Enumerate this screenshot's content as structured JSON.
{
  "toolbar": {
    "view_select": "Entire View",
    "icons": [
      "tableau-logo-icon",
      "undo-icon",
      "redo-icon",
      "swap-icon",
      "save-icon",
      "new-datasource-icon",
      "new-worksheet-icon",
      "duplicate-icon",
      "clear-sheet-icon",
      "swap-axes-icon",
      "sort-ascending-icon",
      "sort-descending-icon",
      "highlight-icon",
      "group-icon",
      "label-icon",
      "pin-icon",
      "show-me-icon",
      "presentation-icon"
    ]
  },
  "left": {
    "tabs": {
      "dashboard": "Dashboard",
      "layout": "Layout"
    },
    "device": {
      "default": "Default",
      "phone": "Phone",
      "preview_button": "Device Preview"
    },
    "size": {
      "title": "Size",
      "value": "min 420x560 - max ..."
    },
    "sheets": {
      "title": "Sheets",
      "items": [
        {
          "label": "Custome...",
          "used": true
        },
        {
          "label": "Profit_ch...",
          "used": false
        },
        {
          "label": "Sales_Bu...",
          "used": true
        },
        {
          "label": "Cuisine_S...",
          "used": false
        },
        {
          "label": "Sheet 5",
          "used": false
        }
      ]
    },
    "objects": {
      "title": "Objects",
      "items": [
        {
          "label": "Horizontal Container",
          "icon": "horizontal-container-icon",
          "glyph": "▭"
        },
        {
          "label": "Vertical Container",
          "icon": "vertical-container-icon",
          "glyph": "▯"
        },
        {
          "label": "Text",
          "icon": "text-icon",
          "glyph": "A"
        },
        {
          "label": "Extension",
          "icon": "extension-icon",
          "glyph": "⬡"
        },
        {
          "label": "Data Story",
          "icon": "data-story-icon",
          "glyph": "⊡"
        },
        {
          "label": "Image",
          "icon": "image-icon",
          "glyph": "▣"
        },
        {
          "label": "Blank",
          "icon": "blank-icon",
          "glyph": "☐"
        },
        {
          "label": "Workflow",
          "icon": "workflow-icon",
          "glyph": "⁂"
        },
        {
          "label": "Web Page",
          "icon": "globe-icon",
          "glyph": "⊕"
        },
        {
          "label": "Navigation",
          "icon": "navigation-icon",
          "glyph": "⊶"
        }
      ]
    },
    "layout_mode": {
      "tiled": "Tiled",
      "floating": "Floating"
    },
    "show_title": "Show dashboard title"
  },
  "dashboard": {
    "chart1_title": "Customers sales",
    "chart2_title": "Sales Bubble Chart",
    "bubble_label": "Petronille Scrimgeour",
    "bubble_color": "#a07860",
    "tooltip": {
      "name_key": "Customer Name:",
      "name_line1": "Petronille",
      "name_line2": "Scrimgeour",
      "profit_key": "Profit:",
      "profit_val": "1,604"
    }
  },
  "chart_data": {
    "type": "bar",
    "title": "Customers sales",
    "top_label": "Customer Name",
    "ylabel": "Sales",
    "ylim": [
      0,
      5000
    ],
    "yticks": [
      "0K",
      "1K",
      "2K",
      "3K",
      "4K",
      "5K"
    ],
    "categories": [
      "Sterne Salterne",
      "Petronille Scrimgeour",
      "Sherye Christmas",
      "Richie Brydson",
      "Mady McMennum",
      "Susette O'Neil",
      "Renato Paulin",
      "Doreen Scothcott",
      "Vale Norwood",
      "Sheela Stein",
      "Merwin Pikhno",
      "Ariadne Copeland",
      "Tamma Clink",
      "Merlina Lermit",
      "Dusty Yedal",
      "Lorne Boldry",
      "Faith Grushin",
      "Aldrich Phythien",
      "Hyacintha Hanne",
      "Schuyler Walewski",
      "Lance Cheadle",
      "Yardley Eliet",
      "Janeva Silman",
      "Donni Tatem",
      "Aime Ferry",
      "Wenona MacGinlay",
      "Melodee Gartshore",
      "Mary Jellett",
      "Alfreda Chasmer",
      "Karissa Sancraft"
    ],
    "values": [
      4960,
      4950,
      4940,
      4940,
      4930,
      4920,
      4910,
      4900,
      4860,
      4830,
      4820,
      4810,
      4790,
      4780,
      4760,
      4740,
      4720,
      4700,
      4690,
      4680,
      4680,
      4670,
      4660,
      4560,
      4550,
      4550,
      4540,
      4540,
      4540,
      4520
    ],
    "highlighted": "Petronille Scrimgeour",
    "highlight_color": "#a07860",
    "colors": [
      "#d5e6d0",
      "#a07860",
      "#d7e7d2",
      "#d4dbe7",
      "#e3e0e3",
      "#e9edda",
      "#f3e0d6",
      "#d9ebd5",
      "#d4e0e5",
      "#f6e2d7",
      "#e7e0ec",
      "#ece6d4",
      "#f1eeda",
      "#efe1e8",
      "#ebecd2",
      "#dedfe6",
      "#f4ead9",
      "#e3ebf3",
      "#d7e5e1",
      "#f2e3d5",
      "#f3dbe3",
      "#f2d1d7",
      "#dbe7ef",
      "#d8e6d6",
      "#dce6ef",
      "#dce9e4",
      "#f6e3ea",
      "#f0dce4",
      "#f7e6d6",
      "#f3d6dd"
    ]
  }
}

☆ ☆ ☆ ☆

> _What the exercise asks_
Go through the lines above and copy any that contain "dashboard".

> _Completed task_
      "dashboard": "Dashboard",
    "show_title": "Show dashboard title"
  "dashboard": {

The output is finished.